· Falling grades. Performance in school often suffers as the result of drug use. Despite increasing discipline and attendance problems, the teen may show a lack of interest or be apathetic towards his/her decline.
· Significant changes in appearance. Teens may begin to wear sunglasses and hats indoors, and clothing may promote drug/alcohol culture (e.g., Rastafarian colors or marijuana leaves). Personal hygiene may also begin to suffer as he/she is less concerned with public appearance.
· Increased use of coded language with friends. Phrases like “four-twenty” and “getting baked” are slang terms for getting high.
· Missing items. Money, lighters, foil, eye drops, prescriptions, and over-the-counter drugs may begin to disappear.
· Increased use of incense, room deodorant, perfume, and/or gum. This is often an attempt to cover up alcohol/smoke odors.
· Depressive mood. Marijuana users often exhibit many of the same characteristics as those suffering from depression, including apparent laziness and a flat affect.
· Avoidant behavior. This includes increased secrecy about possessions or activities and withdrawal from the family system.
If you are concerned about someone’s substance abuse, call the San Diego Access and Crisis Line at 888-724-7240, 24 hours a day, seven days a week.
“We hope that teens and parents will use the resource that’s being offered to them by the County as part of Live Well, San Diego!” McAlister said. “The adolescent years are a tough time—for teens and parents alike—and the drug tests may be exactly what a teen needs to resist the mounting peer pressure and say, ‘I don’t want to do that. My parents drug test me.’ This service can be a real tool in keeping our communities and our kids drug-free and healthy.”
About McAlister Institute

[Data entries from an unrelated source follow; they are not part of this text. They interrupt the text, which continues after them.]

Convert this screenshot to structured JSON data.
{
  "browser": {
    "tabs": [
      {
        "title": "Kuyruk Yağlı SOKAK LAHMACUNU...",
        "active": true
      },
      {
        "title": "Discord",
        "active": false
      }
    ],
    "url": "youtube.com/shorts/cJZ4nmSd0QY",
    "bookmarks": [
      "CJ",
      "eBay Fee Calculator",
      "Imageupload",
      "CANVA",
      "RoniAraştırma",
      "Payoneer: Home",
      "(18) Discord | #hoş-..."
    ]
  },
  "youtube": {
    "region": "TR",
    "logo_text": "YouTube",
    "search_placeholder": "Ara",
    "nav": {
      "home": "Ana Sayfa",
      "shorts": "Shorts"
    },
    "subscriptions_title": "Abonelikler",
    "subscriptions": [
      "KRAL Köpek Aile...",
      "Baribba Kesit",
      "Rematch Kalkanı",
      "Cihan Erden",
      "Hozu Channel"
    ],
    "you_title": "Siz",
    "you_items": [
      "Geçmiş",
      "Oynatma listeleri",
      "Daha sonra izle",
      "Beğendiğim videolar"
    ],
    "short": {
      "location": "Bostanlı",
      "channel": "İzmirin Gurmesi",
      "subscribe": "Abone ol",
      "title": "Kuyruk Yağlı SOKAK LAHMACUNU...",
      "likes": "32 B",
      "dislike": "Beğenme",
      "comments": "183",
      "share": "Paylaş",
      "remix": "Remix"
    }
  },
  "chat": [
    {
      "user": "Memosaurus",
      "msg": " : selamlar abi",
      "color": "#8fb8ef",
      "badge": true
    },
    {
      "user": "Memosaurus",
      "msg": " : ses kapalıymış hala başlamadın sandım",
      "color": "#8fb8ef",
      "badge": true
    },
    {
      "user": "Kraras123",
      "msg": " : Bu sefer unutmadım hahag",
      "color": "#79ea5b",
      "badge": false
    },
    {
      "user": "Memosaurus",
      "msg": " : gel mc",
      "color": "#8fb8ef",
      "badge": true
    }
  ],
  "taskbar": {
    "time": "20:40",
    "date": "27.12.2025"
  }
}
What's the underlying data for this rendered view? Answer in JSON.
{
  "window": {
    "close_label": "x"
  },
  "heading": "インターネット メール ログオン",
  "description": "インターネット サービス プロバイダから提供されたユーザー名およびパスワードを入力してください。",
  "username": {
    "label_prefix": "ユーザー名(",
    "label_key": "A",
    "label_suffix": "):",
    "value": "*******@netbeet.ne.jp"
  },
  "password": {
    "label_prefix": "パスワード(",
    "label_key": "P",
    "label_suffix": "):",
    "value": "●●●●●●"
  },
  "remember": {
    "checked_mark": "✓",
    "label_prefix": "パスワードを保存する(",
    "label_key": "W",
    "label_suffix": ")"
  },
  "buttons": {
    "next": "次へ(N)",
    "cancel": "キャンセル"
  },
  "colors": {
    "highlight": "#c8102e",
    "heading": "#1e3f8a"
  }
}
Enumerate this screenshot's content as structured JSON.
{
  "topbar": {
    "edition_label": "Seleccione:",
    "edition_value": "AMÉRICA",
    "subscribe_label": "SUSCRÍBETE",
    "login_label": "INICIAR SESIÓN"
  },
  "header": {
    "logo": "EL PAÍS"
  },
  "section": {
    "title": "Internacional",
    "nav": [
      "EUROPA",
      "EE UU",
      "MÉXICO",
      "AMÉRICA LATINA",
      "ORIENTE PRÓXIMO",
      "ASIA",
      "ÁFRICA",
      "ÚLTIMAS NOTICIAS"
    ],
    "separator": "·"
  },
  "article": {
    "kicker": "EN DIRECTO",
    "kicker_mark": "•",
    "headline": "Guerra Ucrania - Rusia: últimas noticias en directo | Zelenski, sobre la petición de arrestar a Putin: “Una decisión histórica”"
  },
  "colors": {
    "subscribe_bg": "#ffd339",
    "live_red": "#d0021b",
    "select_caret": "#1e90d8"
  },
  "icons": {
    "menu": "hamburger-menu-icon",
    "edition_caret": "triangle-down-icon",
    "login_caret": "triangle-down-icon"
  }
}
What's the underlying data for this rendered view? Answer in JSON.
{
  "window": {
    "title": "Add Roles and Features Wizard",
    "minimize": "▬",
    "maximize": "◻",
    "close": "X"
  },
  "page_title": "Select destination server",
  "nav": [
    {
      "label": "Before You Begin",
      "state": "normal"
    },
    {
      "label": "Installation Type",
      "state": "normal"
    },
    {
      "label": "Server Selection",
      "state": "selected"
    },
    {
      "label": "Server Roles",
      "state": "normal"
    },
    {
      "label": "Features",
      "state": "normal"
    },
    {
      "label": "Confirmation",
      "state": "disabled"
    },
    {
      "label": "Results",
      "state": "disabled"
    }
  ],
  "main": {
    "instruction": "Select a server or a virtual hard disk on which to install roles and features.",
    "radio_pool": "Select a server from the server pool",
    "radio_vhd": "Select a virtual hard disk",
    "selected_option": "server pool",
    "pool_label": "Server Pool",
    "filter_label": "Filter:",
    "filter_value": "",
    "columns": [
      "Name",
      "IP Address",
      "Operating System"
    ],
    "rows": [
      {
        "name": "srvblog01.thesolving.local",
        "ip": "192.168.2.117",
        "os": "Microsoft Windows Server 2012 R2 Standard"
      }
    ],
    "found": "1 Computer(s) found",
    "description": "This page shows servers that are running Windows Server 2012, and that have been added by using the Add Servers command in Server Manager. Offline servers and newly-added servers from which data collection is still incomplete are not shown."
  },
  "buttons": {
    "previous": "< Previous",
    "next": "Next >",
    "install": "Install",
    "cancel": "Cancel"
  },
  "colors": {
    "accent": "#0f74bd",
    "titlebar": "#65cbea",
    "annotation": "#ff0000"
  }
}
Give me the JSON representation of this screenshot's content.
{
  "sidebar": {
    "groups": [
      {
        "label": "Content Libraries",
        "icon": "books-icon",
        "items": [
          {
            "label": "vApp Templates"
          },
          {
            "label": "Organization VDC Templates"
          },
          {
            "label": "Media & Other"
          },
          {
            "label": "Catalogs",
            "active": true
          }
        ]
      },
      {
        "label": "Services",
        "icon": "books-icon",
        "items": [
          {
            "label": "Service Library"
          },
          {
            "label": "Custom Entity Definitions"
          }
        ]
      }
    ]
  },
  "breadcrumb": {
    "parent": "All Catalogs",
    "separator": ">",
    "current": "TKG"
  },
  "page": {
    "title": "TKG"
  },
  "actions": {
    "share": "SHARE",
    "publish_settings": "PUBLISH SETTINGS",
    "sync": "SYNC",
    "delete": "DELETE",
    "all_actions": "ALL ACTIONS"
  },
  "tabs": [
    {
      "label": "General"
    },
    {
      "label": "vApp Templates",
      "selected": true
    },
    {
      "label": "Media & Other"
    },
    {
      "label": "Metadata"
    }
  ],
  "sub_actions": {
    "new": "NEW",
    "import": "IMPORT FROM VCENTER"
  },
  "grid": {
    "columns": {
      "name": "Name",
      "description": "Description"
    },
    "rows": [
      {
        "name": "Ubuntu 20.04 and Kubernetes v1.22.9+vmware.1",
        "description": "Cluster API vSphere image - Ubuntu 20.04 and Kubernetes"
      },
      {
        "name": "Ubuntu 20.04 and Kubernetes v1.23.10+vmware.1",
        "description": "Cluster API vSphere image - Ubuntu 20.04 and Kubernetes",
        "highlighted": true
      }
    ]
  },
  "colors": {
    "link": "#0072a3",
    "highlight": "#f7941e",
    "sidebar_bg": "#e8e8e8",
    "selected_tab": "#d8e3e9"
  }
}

McAlister Institute has earned recognition as one of San Diego County leading resources for the compassionate care and treatment of individuals and families suffering from addiction, mental illness, and homelessness. Founded in 1977, we dedicate ourselves to having a positive impact on all those who come to us, helping restore them to more productive and meaningful lives. For additional information on McAlister Institute, please visit www.mcalisterinc.org.